In Sri Lanka, chestnut-backed owlet (Glaucidium castanonotum) was once included as a subspecies but this is elevated to full species. It is found in the wet zone whereas G. radiatum is found in drier forests.[3]

Habitat and distribution[edit]

They are found in habitats ranging from scrub forest to deciduous and moist deciduous forests. They are found south of the Himalayas but found in some parts of the Himalayas to about 2000 m. Extends from Dalhousie in the west east to Bhutan.[5]

Behaviour and ecology[edit]

This owlet is mainly active at dawn and dusk, but is known to call and fly during the daytime as well. The call is distinctive and consists of a rapid series of prao..prao.prao-prao-prao that increases and then fades in volume before ending abruptly. At their daytime roosts, they may be mobbed by drongos, treepies and sunbirds.[3] During the day, young nestlings produce tick calls not unlike that of a pale-billed flowerpecker.[6]

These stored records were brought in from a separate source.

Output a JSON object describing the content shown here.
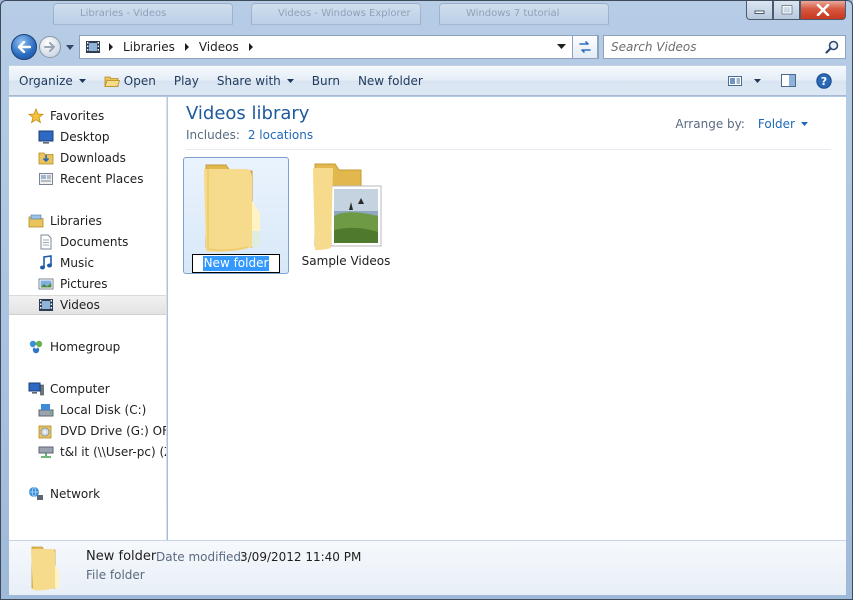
{
  "window": {
    "background_tabs": [
      "Libraries - Videos",
      "Videos - Windows Explorer",
      "Windows 7 tutorial"
    ]
  },
  "navigation": {
    "breadcrumbs": [
      "Libraries",
      "Videos"
    ],
    "search_placeholder": "Search Videos"
  },
  "toolbar": {
    "organize": "Organize",
    "open": "Open",
    "play": "Play",
    "share_with": "Share with",
    "burn": "Burn",
    "new_folder": "New folder"
  },
  "nav_pane": {
    "favorites": "Favorites",
    "favorites_items": [
      "Desktop",
      "Downloads",
      "Recent Places"
    ],
    "libraries": "Libraries",
    "libraries_items": [
      "Documents",
      "Music",
      "Pictures",
      "Videos"
    ],
    "selected": "Videos",
    "homegroup": "Homegroup",
    "computer": "Computer",
    "computer_items": [
      "Local Disk (C:)",
      "DVD Drive (G:) OFFIC",
      "t&l it (\\\\User-pc) (Z:"
    ],
    "network": "Network"
  },
  "library": {
    "title": "Videos library",
    "includes_label": "Includes:",
    "includes_link": "2 locations",
    "arrange_label": "Arrange by:",
    "arrange_value": "Folder"
  },
  "items": [
    {
      "name": "New folder",
      "state": "renaming"
    },
    {
      "name": "Sample Videos",
      "state": "normal"
    }
  ],
  "details": {
    "name": "New folder",
    "modified_label": "Date modified:",
    "modified_value": "3/09/2012 11:40 PM",
    "type": "File folder"
  },
  "icons": {
    "back": "back-arrow-icon",
    "forward": "forward-arrow-icon",
    "refresh": "refresh-icon",
    "search": "search-icon",
    "help": "help-icon"
  },
  "colors": {
    "accent_text": "#1e5a9e",
    "link": "#1f69b8",
    "selection": "#3399ff"
  }
}
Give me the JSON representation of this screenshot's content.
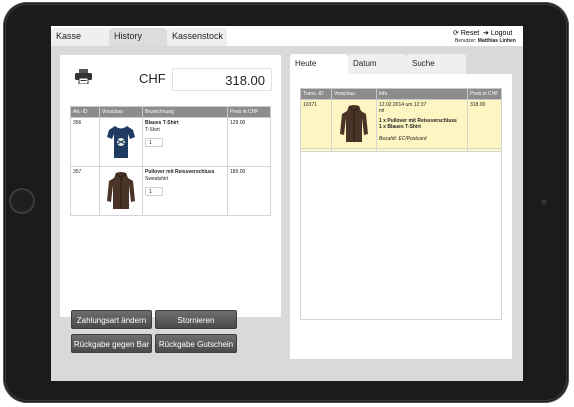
{
  "tabs": [
    "Kasse",
    "History",
    "Kassenstock"
  ],
  "header": {
    "reset_label": "Reset",
    "logout_label": "Logout",
    "user_prefix": "Benutzer:",
    "user_name": "Matthias Linhen"
  },
  "cart": {
    "currency": "CHF",
    "total": "318.00",
    "columns": [
      "Art.-ID",
      "Vorschau",
      "Bezeichnung",
      "Preis in CHF"
    ],
    "rows": [
      {
        "id": "356",
        "name": "Blaues T-Shirt",
        "type": "T-Shirt",
        "qty": "1",
        "price": "129.00",
        "icon": "tshirt-icon"
      },
      {
        "id": "357",
        "name": "Pullover mit Reissverschluss",
        "type": "Sweatshirt",
        "qty": "1",
        "price": "189.00",
        "icon": "hoodie-icon"
      }
    ]
  },
  "actions": {
    "change_payment": "Zahlungsart ändern",
    "cancel": "Stornieren",
    "return_cash": "Rückgabe gegen Bar",
    "return_voucher": "Rückgabe Gutschein"
  },
  "history": {
    "tabs": [
      "Heute",
      "Datum",
      "Suche"
    ],
    "columns": [
      "Trans.-ID",
      "Vorschau",
      "Info",
      "Preis in CHF"
    ],
    "rows": [
      {
        "id": "10371",
        "date_line": "12.02.2014 um 12:37",
        "unit_line": "ml",
        "item1": "1 x Pullover mit Reissverschluss",
        "item2": "1 x Blaues T-Shirt",
        "paid": "Bezahlt: EC/Postcard",
        "price": "318.00"
      }
    ]
  },
  "colors": {
    "highlight_row": "#fdf6c3",
    "button_dark": "#555555",
    "header_grey": "#8c8c8c"
  }
}
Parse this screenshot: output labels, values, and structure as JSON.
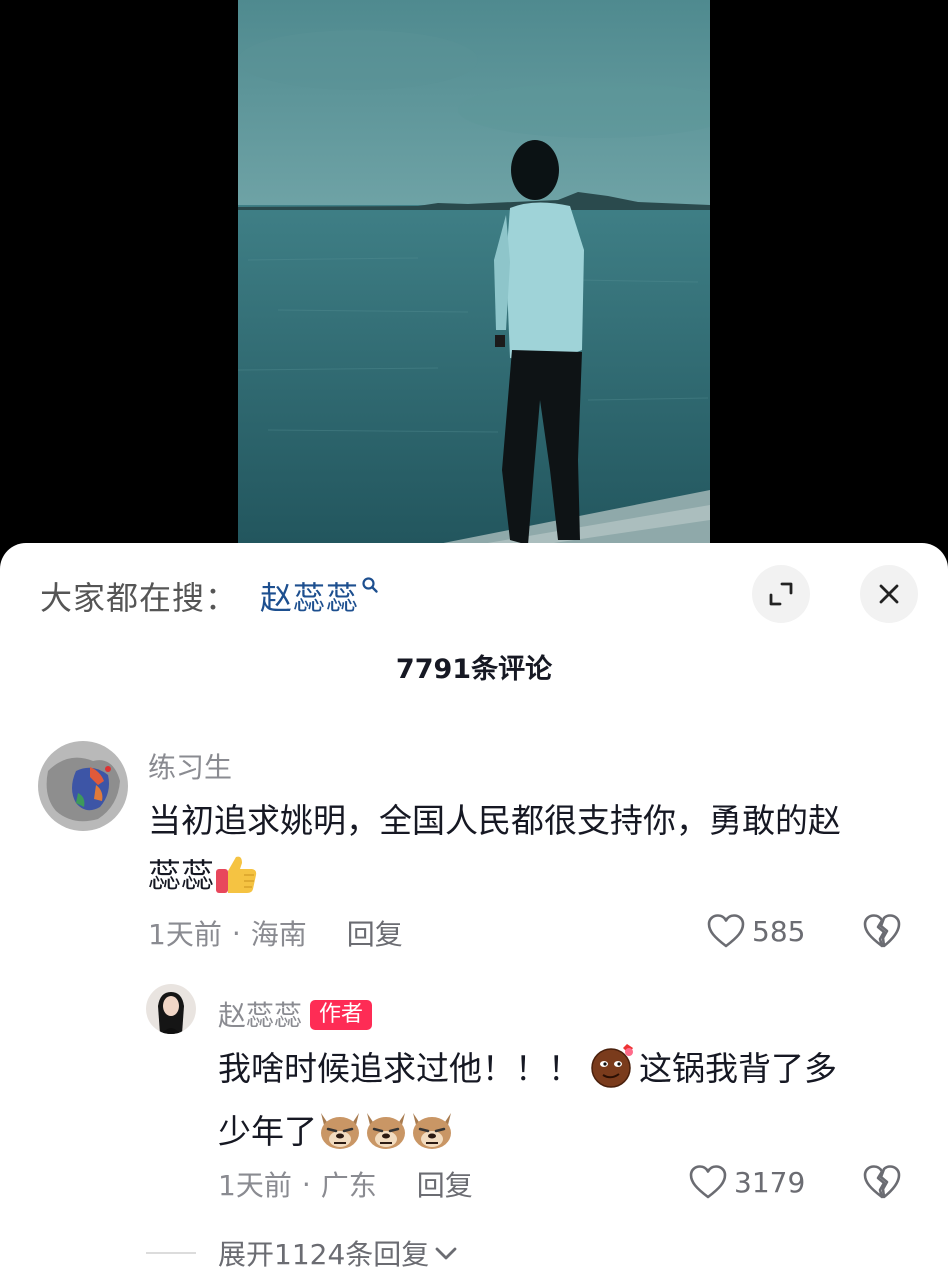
{
  "search": {
    "prefix": "大家都在搜：",
    "term": "赵蕊蕊"
  },
  "comments_header": {
    "count_label": "7791条评论"
  },
  "comment": {
    "username": "练习生",
    "text_line1": "当初追求姚明，全国人民都很支持你，勇敢的赵",
    "text_line2": "蕊蕊",
    "emoji": "thumbs-up-icon",
    "time": "1天前",
    "location": "海南",
    "reply_label": "回复",
    "likes": "585"
  },
  "reply": {
    "username": "赵蕊蕊",
    "badge": "作者",
    "text_part1": "我啥时候追求过他！！！",
    "text_part2": "这锅我背了多",
    "text_line2": "少年了",
    "time": "1天前",
    "location": "广东",
    "reply_label": "回复",
    "likes": "3179"
  },
  "expand": {
    "label": "展开1124条回复"
  },
  "colors": {
    "accent": "#fe2c55",
    "search_term": "#1d4f8f",
    "muted_text": "#8a8b91",
    "primary_text": "#161823"
  }
}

They roost inside tree cavities and when disturbed they freeze and appear like a dead tree stump. They sometimes perch prominently on wires or bask in the morning sun before retiring to their roost. They have been known to capture small Phylloscopus warblers during the day, although their peak foraging hours are an hour before sunrise and after sunset. Their diet consists of insects, small birds, reptiles, and rodents.[4][7]

The breeding season in India is March to May and they nest in the hollow of a tree at a height of 3 to 5 metres. The typical clutch consists of four eggs (three eggs in malabaricum).[3][4]

References[edit]

  1. ^ BirdLife International (2012). "Glaucidium radiatum". IUCN Red List of Threatened Species. Version 2013.2. International Union for Conservation of Nature. Retrieved 26 November 2013. 
  2. ^ Tickell, Samuel Richard (1833). "Untitled". J. Asiat. Soc. Bengal. 2: 572. 
  3. ^ a b c d Rasmussen, PC & JC Anderton (2005). Birds of South Asia: The Ripley Guide. Volume 2. Smithsonian Institution & Lynx Edicions. p. 245. 
  4. ^ a b c Whistler, Hugh (1949). Popular Handbook Of Indian Birds (4th ed.). Gurney and Jackson, London. pp. 348–350. 
  5. ^ Handbook of the birds of India and Pakistan. 3 (2nd ed.). New Delhi: Oxford University Press. 1981. pp. 286–288. 
  6. ^ Neelakantan,KK (1971). "Calls of the Malabar Jungle Owlet (Glaucidium radiatum malabaricum)". J. Bombay Nat. Hist. Soc. 68 (3): 830–832. 
  7. ^ Mason, C. W. (1911). Maxwell-Lefroy, H, ed. The food of birds of India. Imperial Department of Agriculture in India. p. 194. 

External links[edit]